PPS Distribution I use PPS signals to drive NTP servers as well as for other measurements in the lab, so I use a pair of TAPR TADD-3 PPS distribution amplifiers, each configured to provide three outputs from each of two inputs. One output goes to the 59307A switch system, another is available for NTP use, and the third is routed to a patch panel so it's available for temporary use as needed. Currently, the four signals handled this way are from the CNS-2 GPS, Z3801A GPSDO, Spectracom 8170A WWVB receiver, and HP 5061A cesium.
Computer I use a small Intel "Atom" based computer with a solid state disk drive and a surplus National Instruments PCI-GPIB card. It's running Debian 6.0 and uses the linux-gpib hardware driver/library to talk to the GPIB card.

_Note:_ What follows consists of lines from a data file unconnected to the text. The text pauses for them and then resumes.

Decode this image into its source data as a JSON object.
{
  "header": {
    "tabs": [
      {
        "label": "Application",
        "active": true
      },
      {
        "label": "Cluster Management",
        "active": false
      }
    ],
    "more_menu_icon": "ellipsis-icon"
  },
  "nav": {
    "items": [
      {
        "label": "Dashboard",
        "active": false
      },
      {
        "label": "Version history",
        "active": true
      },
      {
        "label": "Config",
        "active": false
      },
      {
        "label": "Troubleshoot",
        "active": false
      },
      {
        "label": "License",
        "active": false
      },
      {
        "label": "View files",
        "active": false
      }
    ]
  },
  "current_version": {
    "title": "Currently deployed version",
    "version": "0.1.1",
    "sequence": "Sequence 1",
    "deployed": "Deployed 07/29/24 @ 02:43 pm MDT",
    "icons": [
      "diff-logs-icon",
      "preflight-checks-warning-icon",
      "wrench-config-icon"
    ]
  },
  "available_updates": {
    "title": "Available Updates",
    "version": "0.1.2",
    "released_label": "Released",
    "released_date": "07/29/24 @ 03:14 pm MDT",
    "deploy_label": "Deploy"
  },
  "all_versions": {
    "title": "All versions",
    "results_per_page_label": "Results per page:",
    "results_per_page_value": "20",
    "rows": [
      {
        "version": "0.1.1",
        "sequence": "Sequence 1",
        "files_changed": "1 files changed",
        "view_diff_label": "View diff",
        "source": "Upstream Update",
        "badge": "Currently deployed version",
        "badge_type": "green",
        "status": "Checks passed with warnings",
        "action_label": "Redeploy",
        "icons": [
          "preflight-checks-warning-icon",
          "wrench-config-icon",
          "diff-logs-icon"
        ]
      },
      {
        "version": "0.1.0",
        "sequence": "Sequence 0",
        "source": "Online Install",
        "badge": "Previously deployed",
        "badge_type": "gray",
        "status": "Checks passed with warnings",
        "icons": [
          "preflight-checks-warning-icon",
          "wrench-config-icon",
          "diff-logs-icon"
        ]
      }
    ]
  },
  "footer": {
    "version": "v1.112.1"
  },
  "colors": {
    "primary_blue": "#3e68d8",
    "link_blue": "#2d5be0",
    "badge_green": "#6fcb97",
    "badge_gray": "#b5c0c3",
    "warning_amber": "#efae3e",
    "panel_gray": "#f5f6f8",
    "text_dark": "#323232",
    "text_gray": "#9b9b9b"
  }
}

SoftwareThe idea behind the system is to use the system cron daemon to periodically trigger a shell script, which in turn runs a data logging program. Based on the options given it, the data logging program:
- Sets the 59307A switches settings for the start and stop channels
- Takes control of the 5334A counter
- Opens (or creates if necessary) a log file
- Takes a single time interval measurement
- Logs the result, along with a timestamp, to the disk file
- Returns the counter to local control
- Closes the disk file, returns the counter to local control, and exits
The shell file contains multiple lines, each setting the appropriate switch position and loggin to its own data file. When triggered by cron, the shell script will trigger each measurement in sequence.
Running from cron
Triggering measurements via the crontab file has one potential disadvantage: its resolution is one minute, so it's not directly possible to set up a measurement interval of, say, 10,000 seconds. It looks like there is an alternative program called frcon that may be able to trigger a command every X seconds. I haven't had a chance to look into it closely enough to see if it would work. Another alternative would be to write our own simple program (perhaps using the Perl "alarm" function that I documented here. But for now, I'm just going to run once per hour and live without having taus on second decades.
Apart from setting the execution time with greater resolution, another concern is whether triggering from cron will have too much jitter -- in other words, does the cron job fire off exactly when you think it will? To test this, I ran the system for a couple of days set to take 5 measurements every 10 minutes. I then looked, not at the phase data, but at the timestamps (logged in MJD format) and measured the first differences -- the variation in time from one measurement to the next. I plotted the results as shown below.
This shows that while there is some jitter in the timing, it is never more than one second, that it is not cumulative, and that the occurrence is about the same in both the positive and negative directions. It also shows that most of the time all of the measurements in a given set were delayed, indicating that the cron program triggered a bit early or late, but on at least a few occasions only one of the measurements in the set was affected (e.g., the cyan spikes near the middle). That would indicate that an individual measurment was delayed for some reason, rather than the trigger for the whole set (or perhaps the measurement was on time, but the timetag calculation was in error for some reason).
Assuming a normal measurment interval of one hour (3600 seconds), this occasional one-second jitter shouldn't have significant impact on the quality of the data.